The document was released for review and comments two years ago today. If the project is approved, it will rank among the greatest losses to America’s wild horses.
The Proposed Action, Alternative D in the EIS, will effect these changes:
- The Rock Springs Field Office portion of the Adobe Town HMA will become an HA and be managed for zero wild horses. In the Rawlins Field Office portion, all checkerboard land and the area north of the existing Corson Springs southern allotment boundary will become an HA and be managed for zero wild horses. The remainder of the HMA will be managed for an AML of 259 – 536.
- The Divide Basin HMA will become an HA and be managed for zero wild horses
- The Salt Wells Creek HMA will become an HA and be managed for zero wild horses
- The White Mountain HMA will become an HA and be managed for zero wild horses

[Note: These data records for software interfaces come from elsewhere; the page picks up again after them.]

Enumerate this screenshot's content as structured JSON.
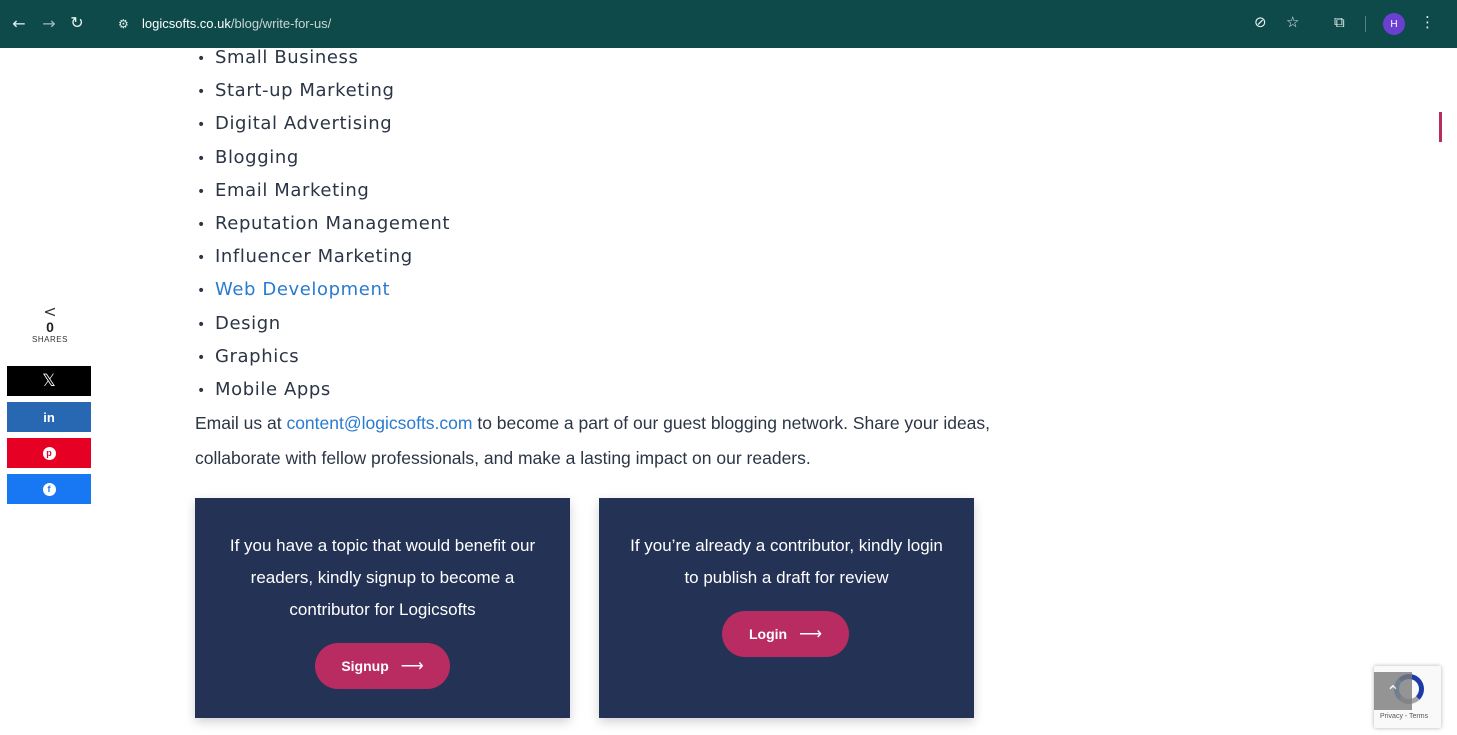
{
  "browser": {
    "url_domain": "logicsofts.co.uk",
    "url_path": "/blog/write-for-us/",
    "profile_initial": "H"
  },
  "share": {
    "count": "0",
    "label": "SHARES",
    "buttons": [
      {
        "name": "x",
        "glyph": "𝕏",
        "color": "#000000"
      },
      {
        "name": "linkedin",
        "glyph": "in",
        "color": "#2867b2"
      },
      {
        "name": "pinterest",
        "glyph": "p",
        "color": "#e60023"
      },
      {
        "name": "facebook",
        "glyph": "f",
        "color": "#1877f2"
      }
    ]
  },
  "topics": [
    {
      "label": "Small Business",
      "is_link": false
    },
    {
      "label": "Start-up Marketing",
      "is_link": false
    },
    {
      "label": "Digital Advertising",
      "is_link": false
    },
    {
      "label": "Blogging",
      "is_link": false
    },
    {
      "label": "Email Marketing",
      "is_link": false
    },
    {
      "label": "Reputation Management",
      "is_link": false
    },
    {
      "label": "Influencer Marketing",
      "is_link": false
    },
    {
      "label": "Web Development",
      "is_link": true
    },
    {
      "label": "Design",
      "is_link": false
    },
    {
      "label": "Graphics",
      "is_link": false
    },
    {
      "label": "Mobile Apps",
      "is_link": false
    }
  ],
  "email_para": {
    "prefix": "Email us at ",
    "email": "content@logicsofts.com",
    "suffix": " to become a part of our guest blogging network. Share your ideas, collaborate with fellow professionals, and make a lasting impact on our readers."
  },
  "cards": {
    "signup": {
      "text": "If you have a topic that would benefit our readers, kindly signup to become a contributor for Logicsofts",
      "button": "Signup"
    },
    "login": {
      "text": "If you’re already a contributor, kindly login to publish a draft for review",
      "button": "Login"
    }
  },
  "recaptcha": {
    "label": "Privacy - Terms"
  },
  "colors": {
    "browser_bar": "#0f4a4a",
    "card_bg": "#243355",
    "accent": "#b92c62",
    "link": "#2a7ad0"
  }
}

Resources assigned to the horses may be shifted to wildlife or livestock. (If wildlife could consume that much forage, the ranchers would be screaming for their removal.)
Grazing allotments in the Rock Springs Field Office are shown in this map. Table 3-2 in the EIS shows the allotments that overlap the HMAs.

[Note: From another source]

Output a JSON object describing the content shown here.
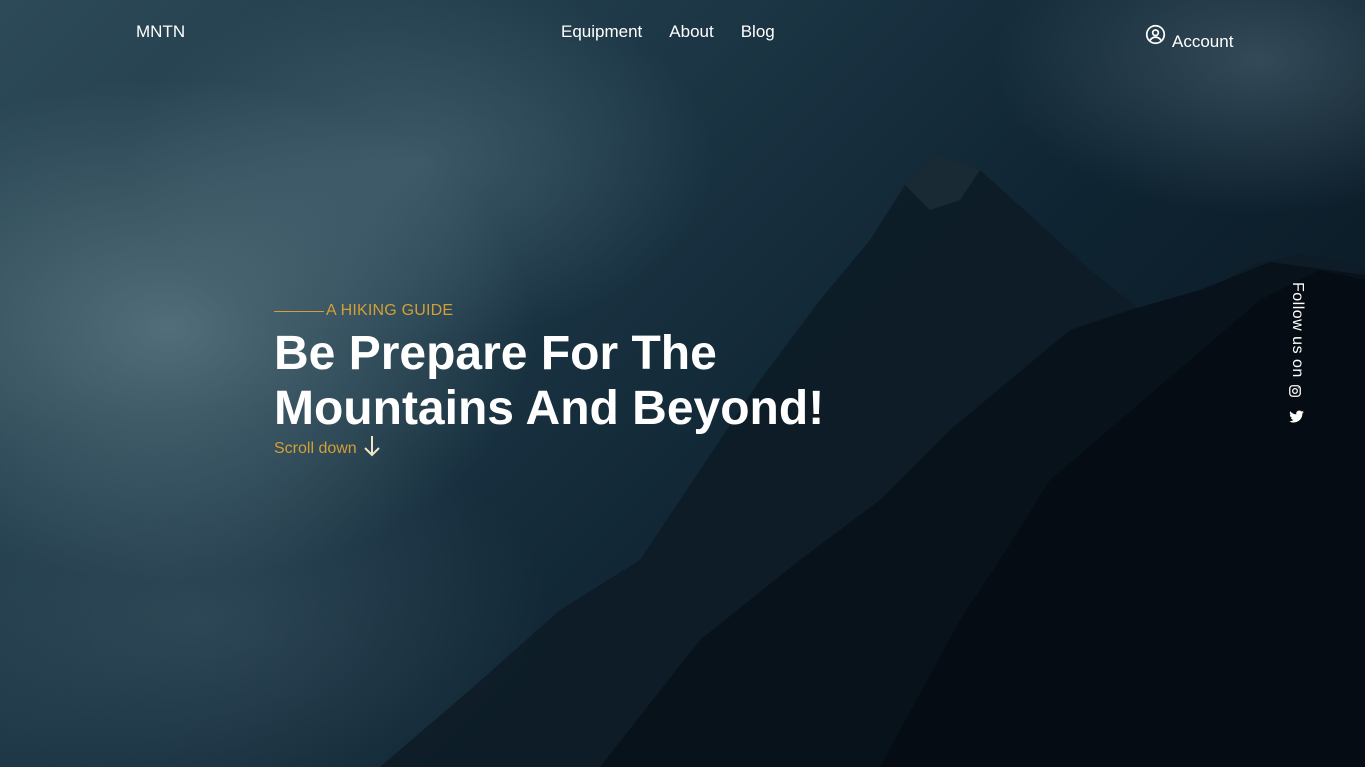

The allotment master report for the RSFO has 80 listings, including 34 allotments in the Improve category, 17 in the Maintain category and 29 in the Custodial category.
The Rock Springs allotment, in the Maintain category, intersects three of the HMAs.

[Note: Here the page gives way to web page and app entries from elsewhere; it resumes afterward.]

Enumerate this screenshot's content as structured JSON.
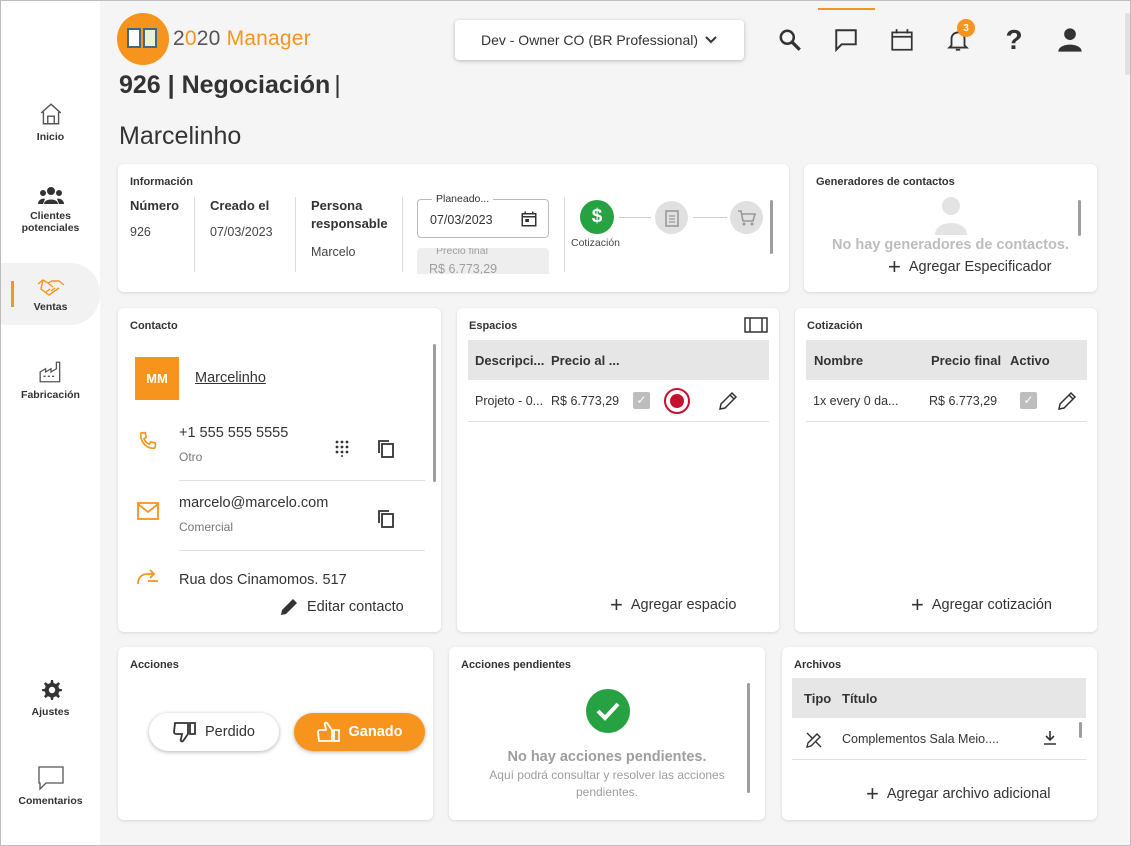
{
  "app": {
    "logo_text_a": "2",
    "logo_text_b": "0",
    "logo_text_c": "20",
    "logo_text_d": " Manager",
    "company_selector": "Dev - Owner CO (BR Professional)",
    "notification_count": "3",
    "accent_color": "#f7941d"
  },
  "sidebar": {
    "items": [
      {
        "label": "Inicio"
      },
      {
        "label": "Clientes potenciales"
      },
      {
        "label": "Ventas"
      },
      {
        "label": "Fabricación"
      },
      {
        "label": "Ajustes"
      },
      {
        "label": "Comentarios"
      }
    ]
  },
  "page": {
    "title": "926 | Negociación",
    "title_pipe": "|",
    "client": "Marcelinho"
  },
  "info": {
    "title": "Información",
    "numero_label": "Número",
    "numero": "926",
    "creado_label": "Creado el",
    "creado": "07/03/2023",
    "persona_label": "Persona responsable",
    "persona": "Marcelo",
    "planeado_label": "Planeado...",
    "planeado": "07/03/2023",
    "precio_label": "Precio final",
    "precio": "R$ 6.773,29",
    "stage_label": "Cotización"
  },
  "generadores": {
    "title": "Generadores de contactos",
    "empty": "No hay generadores de contactos.",
    "add": "Agregar Especificador"
  },
  "contacto": {
    "title": "Contacto",
    "initials": "MM",
    "name": "Marcelinho",
    "phone": "+1 555 555 5555",
    "phone_type": "Otro",
    "email": "marcelo@marcelo.com",
    "email_type": "Comercial",
    "address": "Rua dos Cinamomos. 517",
    "edit": "Editar contacto"
  },
  "espacios": {
    "title": "Espacios",
    "col_desc": "Descripci...",
    "col_price": "Precio al ...",
    "row_desc": "Projeto - 0...",
    "row_price": "R$ 6.773,29",
    "add": "Agregar espacio"
  },
  "cotizacion": {
    "title": "Cotización",
    "col_name": "Nombre",
    "col_price": "Precio final",
    "col_active": "Activo",
    "row_name": "1x every 0 da...",
    "row_price": "R$ 6.773,29",
    "add": "Agregar cotización"
  },
  "acciones": {
    "title": "Acciones",
    "lost": "Perdido",
    "won": "Ganado"
  },
  "pendientes": {
    "title": "Acciones pendientes",
    "empty": "No hay acciones pendientes.",
    "hint": "Aquí podrá consultar y resolver las acciones pendientes."
  },
  "archivos": {
    "title": "Archivos",
    "col_type": "Tipo",
    "col_title": "Título",
    "row1": "Complementos Sala Meio....",
    "add": "Agregar archivo adicional"
  }
}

The largest permit holder, from an AUM viewpoint, is the Rock Springs Grazing Association, instigator of the project. Refer to the executive summary for details.
The terms of the RSGA consent decree and Alternative D in the EIS are not identical.
With 2.6% of the authorized forage assigned to wild horses, the Little Colorado HMA, included in the recent roundup but not in the RMP scope, has, in effect, already been zeroed out.